In some ways, the bill's proposal resembles the actions taken by Visa and MasterCard against WikiLeaks. The online "leak" repository solicited credit card donations from readers until the payment processors suspended the organization's merchant activity. The website's founder, Julian Assange, told reporters at a streamed press conference that his organization would soon run out of money unless donors found alternate ways around the so-called "blockade."
Credit card processing shutdown requests ripe for abuse, say critics
SOPA would work in much the same way, offering copyright holders a formal mechanism to "choke off" funds from websites selling pirated versions of popular television shows, feature films, books, and music recordings. The bill's intended targets include torrent sites that catalog peer-to-peer libraries of media files, as well as e-commerce websites that sell pirated DVDs and CDs.
Sherwin Sly, Deputy Legal Director for online advocacy group Public Knowledge, noted on his blog that the SOPA bill's vague language opens the door for just about anyone to shut down a website by disconnecting its credit card processing and web hosting accounts, at least temporarily. Existing copyright rules permit rightsholders to suspend potentially infringing content on sites like YouTube, pending full investigations. However, according to attorney Mike Young, a Google study found that about a third of DCMA suspension requests had no merit.

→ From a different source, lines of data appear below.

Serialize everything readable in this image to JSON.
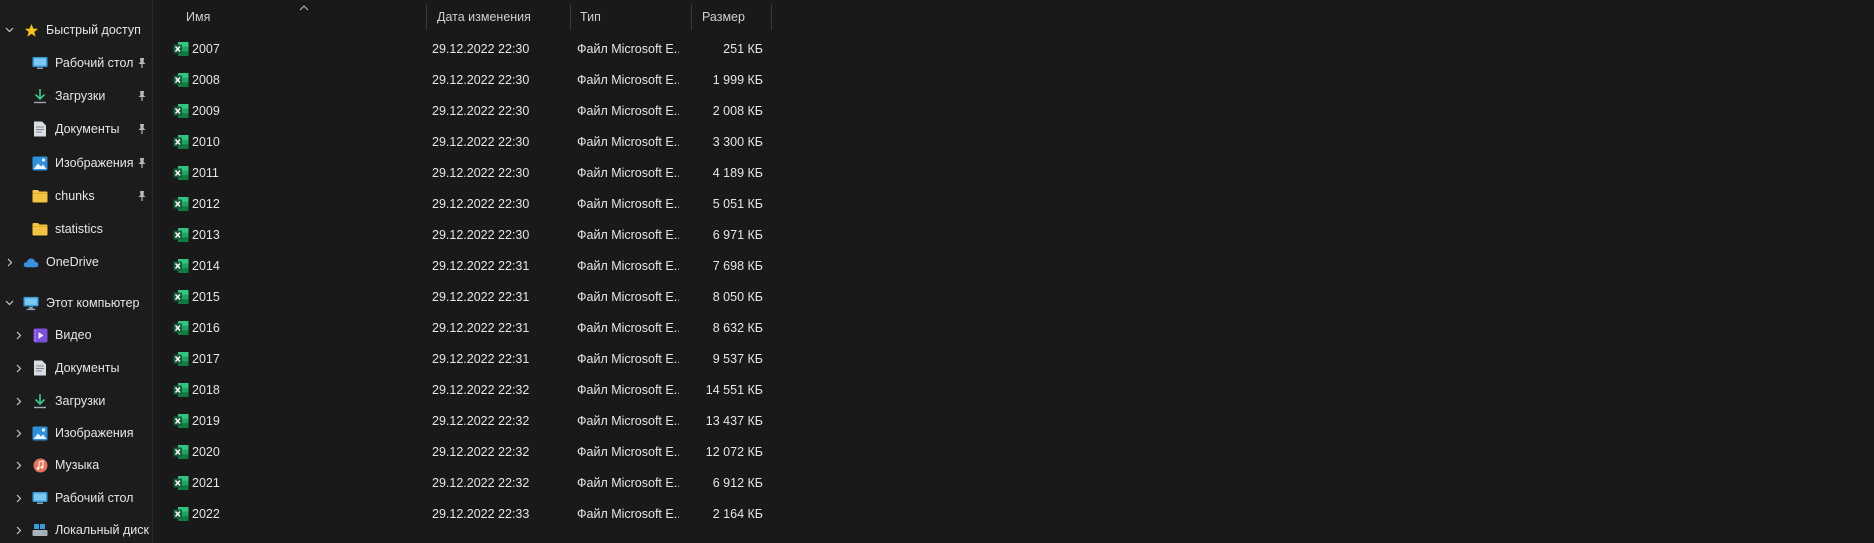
{
  "sidebar": {
    "quick_access": "Быстрый доступ",
    "quick_items": [
      {
        "label": "Рабочий стол",
        "icon": "desktop-icon",
        "pinned": true
      },
      {
        "label": "Загрузки",
        "icon": "download-icon",
        "pinned": true
      },
      {
        "label": "Документы",
        "icon": "documents-icon",
        "pinned": true
      },
      {
        "label": "Изображения",
        "icon": "pictures-icon",
        "pinned": true
      },
      {
        "label": "chunks",
        "icon": "folder-icon",
        "pinned": true
      },
      {
        "label": "statistics",
        "icon": "folder-icon",
        "pinned": false
      }
    ],
    "onedrive": "OneDrive",
    "this_pc": "Этот компьютер",
    "pc_items": [
      {
        "label": "Видео",
        "icon": "video-icon"
      },
      {
        "label": "Документы",
        "icon": "documents-icon"
      },
      {
        "label": "Загрузки",
        "icon": "download-icon"
      },
      {
        "label": "Изображения",
        "icon": "pictures-icon"
      },
      {
        "label": "Музыка",
        "icon": "music-icon"
      },
      {
        "label": "Рабочий стол",
        "icon": "desktop-icon"
      },
      {
        "label": "Локальный диск (",
        "icon": "drive-icon"
      }
    ]
  },
  "columns": {
    "name": "Имя",
    "date": "Дата изменения",
    "type": "Тип",
    "size": "Размер"
  },
  "files": [
    {
      "name": "2007",
      "date": "29.12.2022 22:30",
      "type": "Файл Microsoft E...",
      "size": "251 КБ"
    },
    {
      "name": "2008",
      "date": "29.12.2022 22:30",
      "type": "Файл Microsoft E...",
      "size": "1 999 КБ"
    },
    {
      "name": "2009",
      "date": "29.12.2022 22:30",
      "type": "Файл Microsoft E...",
      "size": "2 008 КБ"
    },
    {
      "name": "2010",
      "date": "29.12.2022 22:30",
      "type": "Файл Microsoft E...",
      "size": "3 300 КБ"
    },
    {
      "name": "2011",
      "date": "29.12.2022 22:30",
      "type": "Файл Microsoft E...",
      "size": "4 189 КБ"
    },
    {
      "name": "2012",
      "date": "29.12.2022 22:30",
      "type": "Файл Microsoft E...",
      "size": "5 051 КБ"
    },
    {
      "name": "2013",
      "date": "29.12.2022 22:30",
      "type": "Файл Microsoft E...",
      "size": "6 971 КБ"
    },
    {
      "name": "2014",
      "date": "29.12.2022 22:31",
      "type": "Файл Microsoft E...",
      "size": "7 698 КБ"
    },
    {
      "name": "2015",
      "date": "29.12.2022 22:31",
      "type": "Файл Microsoft E...",
      "size": "8 050 КБ"
    },
    {
      "name": "2016",
      "date": "29.12.2022 22:31",
      "type": "Файл Microsoft E...",
      "size": "8 632 КБ"
    },
    {
      "name": "2017",
      "date": "29.12.2022 22:31",
      "type": "Файл Microsoft E...",
      "size": "9 537 КБ"
    },
    {
      "name": "2018",
      "date": "29.12.2022 22:32",
      "type": "Файл Microsoft E...",
      "size": "14 551 КБ"
    },
    {
      "name": "2019",
      "date": "29.12.2022 22:32",
      "type": "Файл Microsoft E...",
      "size": "13 437 КБ"
    },
    {
      "name": "2020",
      "date": "29.12.2022 22:32",
      "type": "Файл Microsoft E...",
      "size": "12 072 КБ"
    },
    {
      "name": "2021",
      "date": "29.12.2022 22:32",
      "type": "Файл Microsoft E...",
      "size": "6 912 КБ"
    },
    {
      "name": "2022",
      "date": "29.12.2022 22:33",
      "type": "Файл Microsoft E...",
      "size": "2 164 КБ"
    }
  ],
  "colors": {
    "background": "#191919",
    "text": "#e6e6e6",
    "excel_green": "#1d6f42",
    "folder_yellow": "#f3c443",
    "star_yellow": "#f5c518",
    "onedrive_blue": "#3a8fde"
  }
}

Consumer Electronics Association President and CEO Gary Shapiro wrote an opinion column for Forbes Magazine, warning that major websites like Amazon, Best Buy, or eBay could face numerous shutdown notices and investigation requests from competitors or from individuals with grievances against the companies. According to The Hill's Gautham Nagesh, the bill has already aligned an unusual coalition of opponents: Silicon Valley lobbyists and Tea Party free speech advocates. The House and Senate will debate the bill's provisions later this winter.